Where: Bloomington’s First Christian Church, 205 E. Kirkwood Ave.
When: Saturday evening at 8
Tickets: General admission $15; $10 for students, available through the Buskirk-Chumley Theater box office, 114 E. Kirkwood Ave., 812-323-3020, www.bctboxoffice.com
This afternoon at 3 p.m. in Second Presbyterian Church of Indianapolis, 7700 N. Meridian Ave., the IU Pro Arte Singers and Chamber Orchestra, conducted by William Jon Gray, perform Haydn’s oratorio, “The Seasons.” Free.
This afternoon at 4 in Auer Hall, the Mu Phi Epsilon Founders Day Program features faculty, guests and students performing music of Schumann, Respighi, Scriabin, Marcello and Puccini. Free.
Tuesday evening at 8 in Auer, the IU Wind Ensemble, conducted by Stephen Pratt, plays works of Stock, Wilson, Benson, Grainger, Debussy, Bolcom and Schmitt. Soloists are William Ludwig, bassoon, and Chih-Yi Chen, piano. Free.
Tuesday evening at 8:30 in Ford-Crawford Hall, IU Jazz Combos present another “Hot Tuesdays” concert. Free.
Wednesday evening at 7 in Simon Music Center Room 344 (and again Thursday at 7 in Ford-Crawford Hall), the Five Friends Master Class Series presents Baroque violinist and violist Judy Tarling. Free.
Thursday evening at 7 at Bloomington High School North, 3901 N. Kinser Pike, the Southern Indiana Wind Ensemble, led by its new director, Eric Smedley, offers a “Remembering Our Heroes” concert that includes Randall Thompson’s “The Testament of Freedom” (with the Quarryland Men’s Chorus), Aaron Copland’s “Fanfare for the Common Man,” Joseph Wilcox Jenkin’s “American Overture,” David Gillingham’s “Heroes, Lost and Fallen,” and Morton Gould’s “American Salute.” Free.

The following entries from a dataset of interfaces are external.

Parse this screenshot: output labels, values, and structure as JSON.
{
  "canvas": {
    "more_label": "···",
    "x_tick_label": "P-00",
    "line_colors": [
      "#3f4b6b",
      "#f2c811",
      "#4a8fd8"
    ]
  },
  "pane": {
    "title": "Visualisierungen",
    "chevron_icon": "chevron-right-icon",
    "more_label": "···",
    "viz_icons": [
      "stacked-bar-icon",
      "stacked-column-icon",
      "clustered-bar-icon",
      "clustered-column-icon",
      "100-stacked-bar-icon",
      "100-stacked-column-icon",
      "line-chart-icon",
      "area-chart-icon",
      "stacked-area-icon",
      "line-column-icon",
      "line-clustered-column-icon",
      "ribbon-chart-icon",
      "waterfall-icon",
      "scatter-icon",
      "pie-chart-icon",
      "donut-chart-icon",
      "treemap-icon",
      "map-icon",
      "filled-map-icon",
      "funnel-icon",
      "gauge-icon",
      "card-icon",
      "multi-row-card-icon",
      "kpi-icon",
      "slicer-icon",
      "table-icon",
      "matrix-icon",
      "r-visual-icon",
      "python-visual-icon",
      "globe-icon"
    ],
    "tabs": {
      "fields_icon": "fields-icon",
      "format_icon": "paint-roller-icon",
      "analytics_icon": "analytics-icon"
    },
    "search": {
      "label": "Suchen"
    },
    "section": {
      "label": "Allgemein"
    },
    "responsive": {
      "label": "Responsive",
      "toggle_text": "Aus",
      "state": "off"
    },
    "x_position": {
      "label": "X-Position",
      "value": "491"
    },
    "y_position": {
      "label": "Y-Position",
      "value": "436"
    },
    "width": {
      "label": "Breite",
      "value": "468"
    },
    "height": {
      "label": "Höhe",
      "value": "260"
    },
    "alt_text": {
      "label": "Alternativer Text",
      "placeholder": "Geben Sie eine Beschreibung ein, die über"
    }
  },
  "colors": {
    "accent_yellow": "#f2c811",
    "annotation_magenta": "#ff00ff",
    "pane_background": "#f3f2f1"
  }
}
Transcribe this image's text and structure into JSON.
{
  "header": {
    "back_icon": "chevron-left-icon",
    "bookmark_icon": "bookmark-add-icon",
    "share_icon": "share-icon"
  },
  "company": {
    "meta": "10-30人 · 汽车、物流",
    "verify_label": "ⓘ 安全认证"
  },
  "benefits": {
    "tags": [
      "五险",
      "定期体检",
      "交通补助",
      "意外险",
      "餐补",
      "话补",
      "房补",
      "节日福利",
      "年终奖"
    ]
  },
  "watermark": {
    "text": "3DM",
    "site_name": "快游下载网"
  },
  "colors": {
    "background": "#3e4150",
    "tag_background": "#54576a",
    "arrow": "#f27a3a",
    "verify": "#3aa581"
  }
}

Saturday evening at 8 in Auer, Stanley Ritchie conducts the IU Baroque Orchestra in music of Schmelzer, Muffat, Albinoni and Telemann. Free.
IU Opera’s “Cendrillon,” the Charles Perrault Cinderella story, is seen here in its 2009 incarnation. Guest stage director Albert-Andre Lheureux leads this season’s production. Courtesy photo
Copyright: HeraldTimesOnline.com 2012